I haven't said much about the recent shootings of two black men by police other than commenting on other people's posts or reacting to them with the convenient yet certainly not adequate emoji options Facebook provides. Mostly, this has been because there's already a flood of people who are more informed about these stories and the grimly numerous previous ones and who are more willing to post their opinions online. I didn't feel like anything I had to say would add to the conversation, despite having the urge to say something, anything.
I didn’t want to create noise in a space that needed music.
And then, today, when I was driving to run an errand, I suddenly became acutely aware of my surroundings. There was a woman driving her black SUV in front of me with an LSU Alumni sticker common of many cars in Baton Rouge who I nearly ran into because her left taillight had burned out.
Think about that for a minute.
She is able to blithely go about her day without worrying about her taillight being burned out.
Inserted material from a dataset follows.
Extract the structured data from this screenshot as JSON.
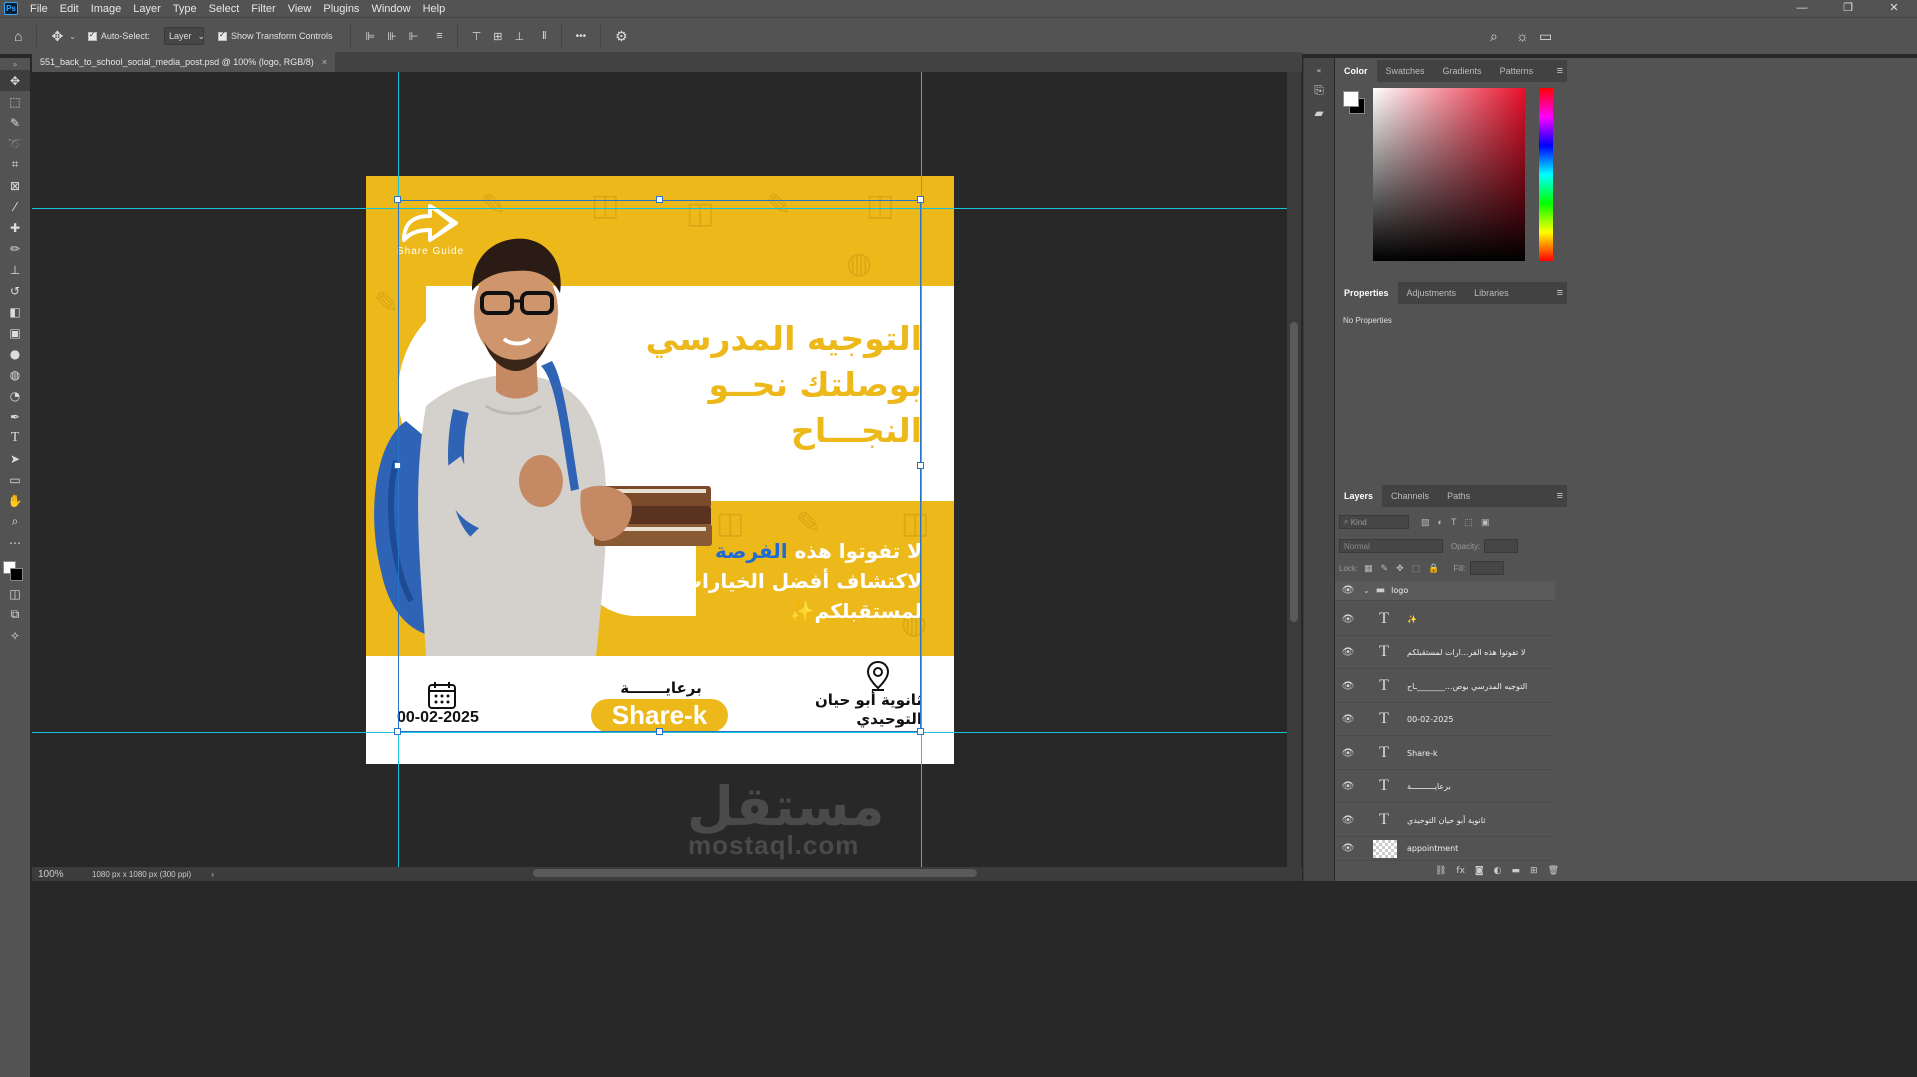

She might be at risk of being pulled over (though I doubt it) without fearing that she’ll be shot and killed during a routine stop for a traffic violation while her significant other records it and a four-year-old in the back witnesses the entire thing.
Even though she is, technically, in violation of the law. Even though she didn’t use her blinker when switching lanes. Even though she was in the middle of her turn when the light had already become red. Even though she seemed to be reading her phone screen at one point while I was driving behind her. Even though, because Louisiana is a concealed-carry state, she could feasibly have a gun somewhere in the car legally that might make any cop pulling her over a little nervous.
Why doesn’t she have to worry about this? Why is she most likely oblivious to any of these violations that are the last thing to come into her mind as being an issue today?
Because she’s white.
And then I knew I had to say something, even if it doesn’t further the conversation.
Because it keeps the conversation present.
Because, even if what I’m saying is noise, it’ll help make the noise louder until it crescendos and people in power actually do something to prevent these deaths from happening anymore.
Because my son goes to a daycare down the street from where Alton Sterling died and I don’t want him to grow up in a world where his black friends and teachers are afraid of going to school or work simply because of the color of their skin.
Because I don’t want to find out one day that one of my black students has been killed during a routine stop for a traffic violation.
Because I fear for my black friends’ lives.
Because I don’t have a lot of power in this world other than my vote and my ability to use words effectively and to teach others to do the same.
Because, maybe, if more white people start saying something, if more white people become noisy about this, maybe, just maybe, black lives won’t have to fight to just matter.
Maybe black lives will just be able to live.